Friday, November 09, 2007

The Coming Intellectual Freedom

Venezuela:





















United States:
The National Security Higher Education Advisory Board, launched in 2005, consists of 20 university presidents around the country who are working with the FBI on matters of campus security and counter-terrorism to identify threats to students and staff. But the board is also being asked to guard against campus spies who might be out to steal not-yet-secret secrets. According to this report from NPR, the presidents are being advised to think like "Cold War-riors" and be mindful of professors and students who may not be on campus for purposes of learning but, instead, for spying, stealing research and recruiting people who are sympathetic to an anti-U.S. cause...

The NPR report doesn't say how universities would accomplish this without clamping down on their ordinarily open, information-sharing nature. Presumably, one possible way, not discussed in the NPR piece, would be to simply bar some foreign students and academics from entering the U.S. Another possible solution, used in the past, would be to bar U.S. academics from publishing or otherwise publicly presenting research that the government deems sensitive....

4 comments:

Anonymous said...

Yep. You forgot to mention that the whole "Libertad" campaign in Venezuela is mostly a concoction created by a publicity firm (ARS publicidad) for the benefit of the international media, which is very quick in criticizing and blaming the government in anything related to Venezuela. Freedom of expression is abundant in Venezuela, and those kids know it very well. That's exactly why they are protesting without any fear.

helmut said...

No, actually I didn't. I know these people personally. I also know people in the government and across Venezuelan society. I have no interest in the traditional opposition. They're ideologues. But I've seen the chavistas move from something promising to something I want nothing to do with.

Anonymous said...

I also know people from both sides, and frankly, I agree with you up to a certain point. Although there's a lot still promising in the rank and file of Chavismo, many at the helm are very sectarian and not interested at all in the benefit of anybody but themselves. But staging campaigns for "freedom of expression" in a country that has plenty of it seems ridiculous (I guess the capacity for self-delusion in human beings is close to infinite). Many of these kids are the children of those in the traditional opposition, yet they swear they stand for something else. Their movement follows the same pattern as all the color revolutions in the former Soviet republics, "revolutions" that were actually bankrolled by the U.S. government (as a matter of fact,it's undeniable that your government has been giving money to the Venezuelan opposition for years, so I don't blame the Chavistas for being angry about this).
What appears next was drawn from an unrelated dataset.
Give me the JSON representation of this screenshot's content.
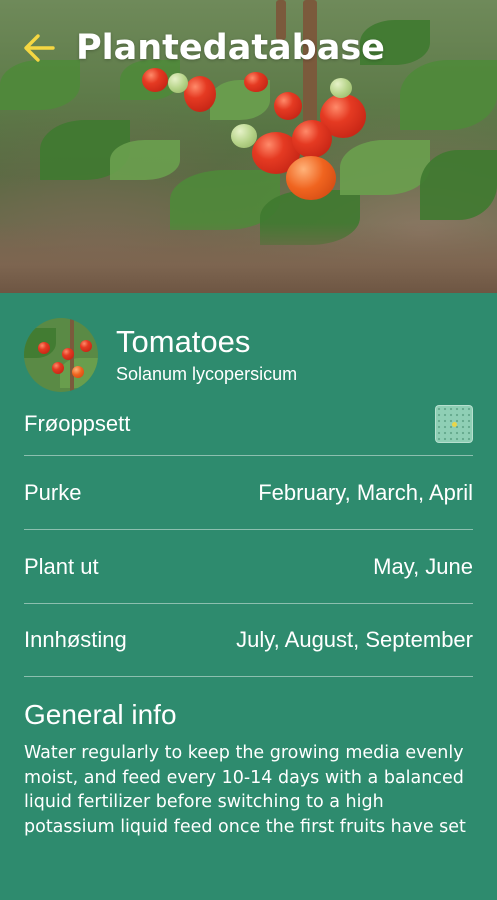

What really irks me is that every campaign by the opposition against Chavismo has been marred by their own violence. Yet they insist they are being "repressed" by the government. To be fair, there's been violence coming from both sides (although barely any by the government security apparatus), yet the mainstream press insists in showing only one side of the conflict.

Anon a Mouse! said...

Tried to tell you Helmut. But good on you for having some hope. I'm heartened however by the populist ideology having a power outside this cult of personality. So perhaps all is not lost?